Exercise: Line by line, reproduce the material below exactly.

The records:
========================================================================

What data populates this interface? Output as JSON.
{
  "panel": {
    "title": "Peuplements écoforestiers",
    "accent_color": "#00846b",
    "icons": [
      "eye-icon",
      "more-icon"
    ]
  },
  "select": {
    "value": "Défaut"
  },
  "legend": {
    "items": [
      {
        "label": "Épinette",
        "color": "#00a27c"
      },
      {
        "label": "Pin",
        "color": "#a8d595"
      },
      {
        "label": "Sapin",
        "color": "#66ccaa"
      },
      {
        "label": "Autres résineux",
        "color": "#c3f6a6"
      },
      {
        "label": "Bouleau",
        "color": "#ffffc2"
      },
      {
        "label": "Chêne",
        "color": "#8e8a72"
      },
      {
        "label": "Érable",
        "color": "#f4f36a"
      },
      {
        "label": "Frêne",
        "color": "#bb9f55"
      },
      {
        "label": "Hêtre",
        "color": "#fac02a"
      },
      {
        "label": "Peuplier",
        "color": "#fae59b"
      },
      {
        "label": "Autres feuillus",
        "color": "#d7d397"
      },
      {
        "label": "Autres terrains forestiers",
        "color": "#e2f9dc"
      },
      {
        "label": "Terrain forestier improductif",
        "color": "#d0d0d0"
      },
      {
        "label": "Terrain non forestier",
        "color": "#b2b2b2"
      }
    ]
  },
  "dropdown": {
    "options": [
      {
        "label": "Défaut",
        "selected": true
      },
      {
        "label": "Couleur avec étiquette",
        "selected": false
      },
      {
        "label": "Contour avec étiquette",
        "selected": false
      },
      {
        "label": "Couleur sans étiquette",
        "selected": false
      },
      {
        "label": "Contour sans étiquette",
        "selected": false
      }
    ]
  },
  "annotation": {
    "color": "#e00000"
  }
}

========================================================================

Response:
What data populates this interface? Output as JSON.
{
  "panel": {
    "title": "Peuplements écoforestiers",
    "accent_color": "#00846b",
    "icons": [
      "eye-icon",
      "more-icon"
    ]
  },
  "select": {
    "value": "Défaut"
  },
  "legend": {
    "items": [
      {
        "label": "Épinette",
        "color": "#00a27c"
      },
      {
        "label": "Pin",
        "color": "#a8d595"
      },
      {
        "label": "Sapin",
        "color": "#66ccaa"
      },
      {
        "label": "Autres résineux",
        "color": "#c3f6a6"
      },
      {
        "label": "Bouleau",
        "color": "#ffffc2"
      },
      {
        "label": "Chêne",
        "color": "#8e8a72"
      },
      {
        "label": "Érable",
        "color": "#f4f36a"
      },
      {
        "label": "Frêne",
        "color": "#bb9f55"
      },
      {
        "label": "Hêtre",
        "color": "#fac02a"
      },
      {
        "label": "Peuplier",
        "color": "#fae59b"
      },
      {
        "label": "Autres feuillus",
        "color": "#d7d397"
      },
      {
        "label": "Autres terrains forestiers",
        "color": "#e2f9dc"
      },
      {
        "label": "Terrain forestier improductif",
        "color": "#d0d0d0"
      },
      {
        "label": "Terrain non forestier",
        "color": "#b2b2b2"
      }
    ]
  },
  "dropdown": {
    "options": [
      {
        "label": "Défaut",
        "selected": true
      },
      {
        "label": "Couleur avec étiquette",
        "selected": false
      },
      {
        "label": "Contour avec étiquette",
        "selected": false
      },
      {
        "label": "Couleur sans étiquette",
        "selected": false
      },
      {
        "label": "Contour sans étiquette",
        "selected": false
      }
    ]
  },
  "annotation": {
    "color": "#e00000"
  }
}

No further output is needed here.